For 33 years Mr Wilford was Sir James Stirling's partner. Their Staatsgalerie in Stuttgart is considered a milestone in 20th century architecture and his stand-alone Lowry will be a flagship for urban regeneration. All the Wilford signatures are there: bright colours; fortification walls; towers like an exaggerated ship's funnel and a concern for the context. Driving his decisions - and the form - was function, "a very unfashionable word these days", as his partner Laurence Bain observes.
In plan the Lowry looks like a Dalek, pearshaped, same blunted head at the apex, galleries as wings on either side, and a collection of different geometric shapes clustered like nuts, bolts and cogs within. In scale and the juxtaposition of the elements his approach and composition is sculptural, or "layered like an onion" as Mr Wilford more prosaically calls it.
Maybe it is the steely exterior that persuaded the Secretary of State for Culture, Chris Smith, to call the Lowry "the Guggenheim of the North". Mr Wilford swears that the decision to clad the Lowry in steel was made long before Frank Gehry chose titanium for the Guggenheim in Bilbao but any comparison ends there. The Lowry simply isn't going to become an icon of 21st century like the Guggenheim.

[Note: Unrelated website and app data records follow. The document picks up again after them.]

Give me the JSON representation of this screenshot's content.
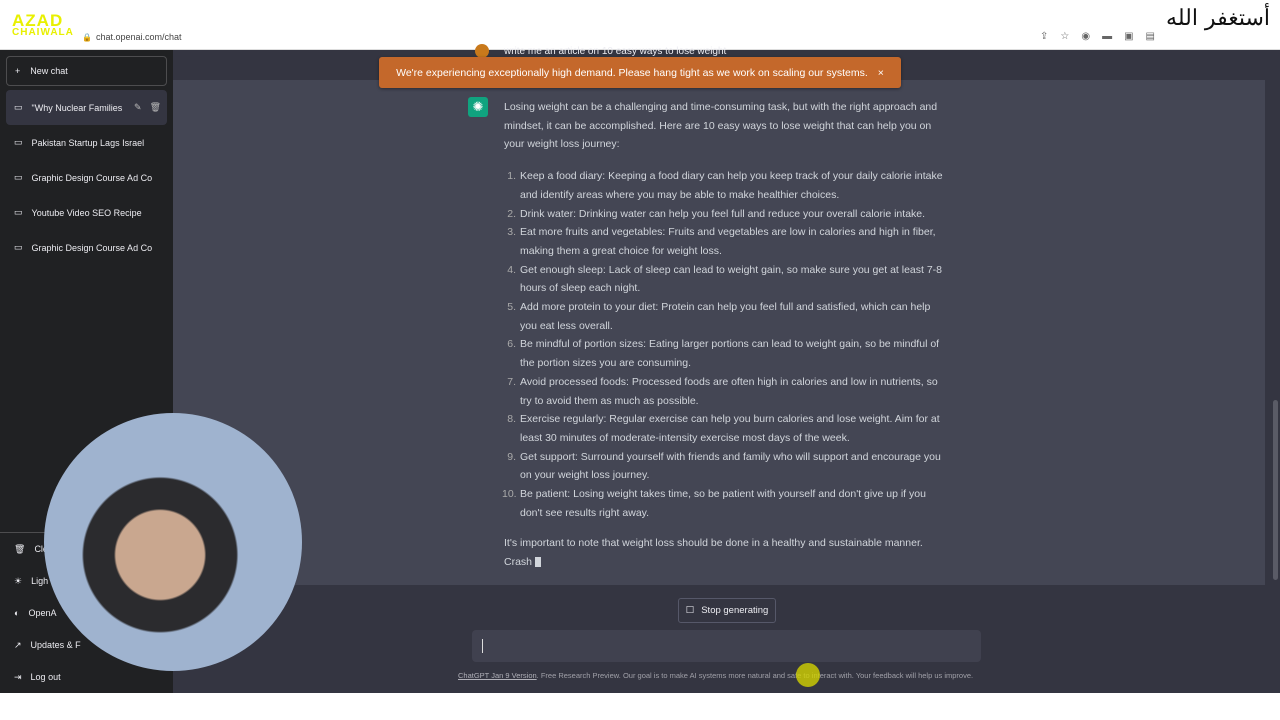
{
  "browser": {
    "url": "chat.openai.com/chat",
    "watermark": "AZAD CHAIWALA",
    "arabic": "أستغفر الله"
  },
  "sidebar": {
    "new_chat": "New chat",
    "conversations": [
      {
        "label": "\"Why Nuclear Families",
        "active": true
      },
      {
        "label": "Pakistan Startup Lags Israel"
      },
      {
        "label": "Graphic Design Course Ad Co"
      },
      {
        "label": "Youtube Video SEO Recipe"
      },
      {
        "label": "Graphic Design Course Ad Co"
      }
    ],
    "bottom": [
      {
        "label": "Cle",
        "icon": "trash-icon"
      },
      {
        "label": "Ligh",
        "icon": "sun-icon"
      },
      {
        "label": "OpenA",
        "icon": "discord-icon"
      },
      {
        "label": "Updates & F",
        "icon": "external-link-icon"
      },
      {
        "label": "Log out",
        "icon": "logout-icon"
      }
    ]
  },
  "banner": {
    "text": "We're experiencing exceptionally high demand. Please hang tight as we work on scaling our systems.",
    "close": "×",
    "color": "#c4682b"
  },
  "user_message": "write me an article on 10 easy ways to lose weight",
  "assistant": {
    "intro": "Losing weight can be a challenging and time-consuming task, but with the right approach and mindset, it can be accomplished. Here are 10 easy ways to lose weight that can help you on your weight loss journey:",
    "items": [
      "Keep a food diary: Keeping a food diary can help you keep track of your daily calorie intake and identify areas where you may be able to make healthier choices.",
      "Drink water: Drinking water can help you feel full and reduce your overall calorie intake.",
      "Eat more fruits and vegetables: Fruits and vegetables are low in calories and high in fiber, making them a great choice for weight loss.",
      "Get enough sleep: Lack of sleep can lead to weight gain, so make sure you get at least 7-8 hours of sleep each night.",
      "Add more protein to your diet: Protein can help you feel full and satisfied, which can help you eat less overall.",
      "Be mindful of portion sizes: Eating larger portions can lead to weight gain, so be mindful of the portion sizes you are consuming.",
      "Avoid processed foods: Processed foods are often high in calories and low in nutrients, so try to avoid them as much as possible.",
      "Exercise regularly: Regular exercise can help you burn calories and lose weight. Aim for at least 30 minutes of moderate-intensity exercise most days of the week.",
      "Get support: Surround yourself with friends and family who will support and encourage you on your weight loss journey.",
      "Be patient: Losing weight takes time, so be patient with yourself and don't give up if you don't see results right away."
    ],
    "outro": "It's important to note that weight loss should be done in a healthy and sustainable manner. Crash"
  },
  "stop_button": "Stop generating",
  "input": {
    "value": ""
  },
  "footer": {
    "link": "ChatGPT Jan 9 Version",
    "text": ". Free Research Preview. Our goal is to make AI systems more natural and safe to interact with. Your feedback will help us improve."
  }
}
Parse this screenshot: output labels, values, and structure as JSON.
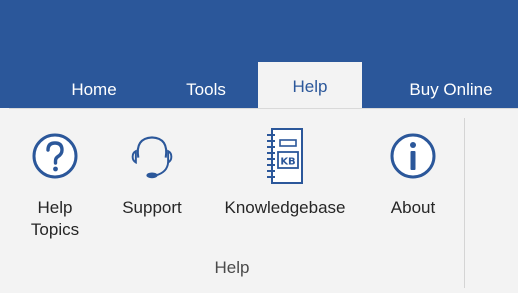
{
  "tabs": [
    {
      "label": "Home"
    },
    {
      "label": "Tools"
    },
    {
      "label": "Help",
      "active": true
    },
    {
      "label": "Buy Online"
    }
  ],
  "commands": {
    "help_topics": {
      "label_line1": "Help",
      "label_line2": "Topics",
      "icon": "question-circle-icon"
    },
    "support": {
      "label": "Support",
      "icon": "headset-icon"
    },
    "knowledgebase": {
      "label": "Knowledgebase",
      "icon_text": "KB",
      "icon": "kb-notebook-icon"
    },
    "about": {
      "label": "About",
      "icon": "info-circle-icon"
    }
  },
  "group": {
    "label": "Help"
  },
  "colors": {
    "ribbon": "#2b579a",
    "body": "#f3f3f3",
    "icon": "#2b579a"
  }
}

Different budgets in different places with different requirements is one reason. So forget the Guggenheim connection which is meant to be faintly damning and let Mr Bain write the epitaph: "We nearly got there but it's not quite reached the architectural Shangri-la." No matter. It offers the best theatre and galleries money can buy, and has the scale and vision of an amazing achievement. A lot of people will come just to climb all over this exuberant and playful building and as the Lowrys are free, will probably cross the threshold into art. For the business plan to work and keep the arts programme self-supporting, they need £700,000 a year. They could just get it, especially when the Gap outlet opens next door.
The area is forging ahead in a new industrial revolution based on shopping and housing. Bombed in the war, boom time ended for the Manchester Ship Canal in the 1950s. Languishing for 30 years, in the 1980s the Salford/Trafford park enterprise used incentives to develop the site with private companies like Peel Holdings whose brazen and bronzen mirrored glass eyesore of an HQ stands opposite. It's not a pretty site. The real facer is a hideous car park and digital world centre built next door as a concrete and mesh block harking back to the insensitive 1960s.

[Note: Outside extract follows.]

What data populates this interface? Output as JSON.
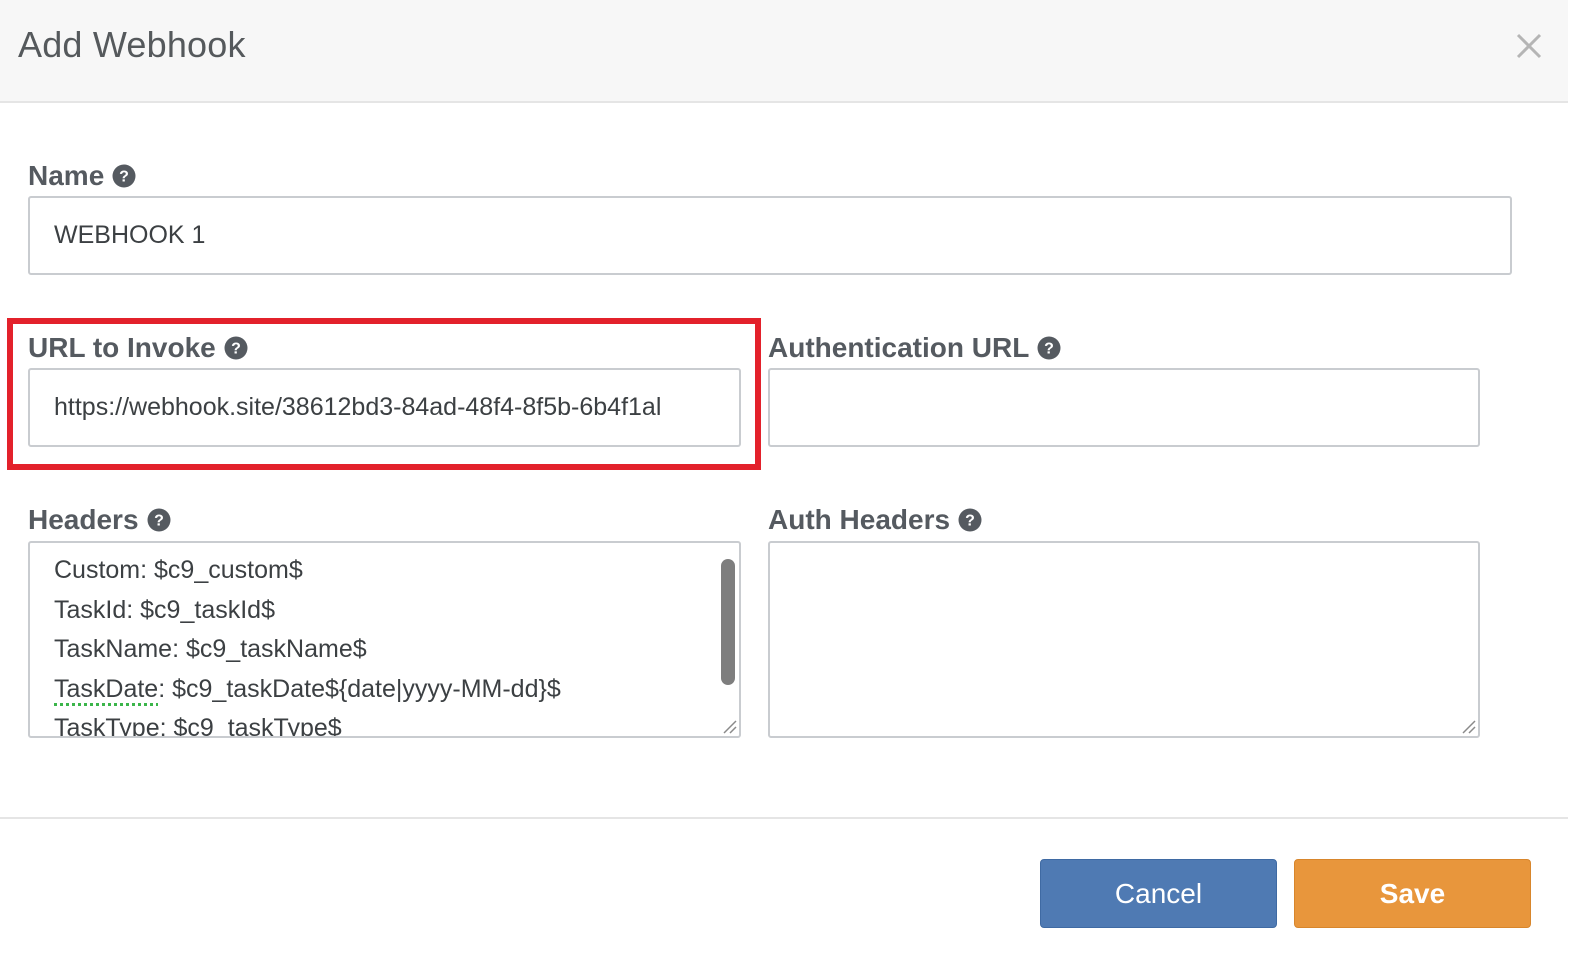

But Mr Bain is stoical "We got the money to build the Lowry on condition that it was a self supporting operation. So Salford City Council needs companies in buildings to subsidise productions in the Lowry. We don't want to bite the hand that feeds us."
LS Lowry wouldn't recognise Salford now. Awash with new money and modest housing, rebuilt to accommodate Carpet World in sheds and corporate vanities behind smoked glass, dreaming of being a marina with malls as tidy as toy town, it has been transformed, sanitised even, from the seedy, neglected place he painted. As a National Landmark Millennium Project for the arts in the new century it could be a blueprint for the future. My guess is that this attempt to turn industrial wasteland into an international arts centre in the middle of a business park will succeed.Reuse content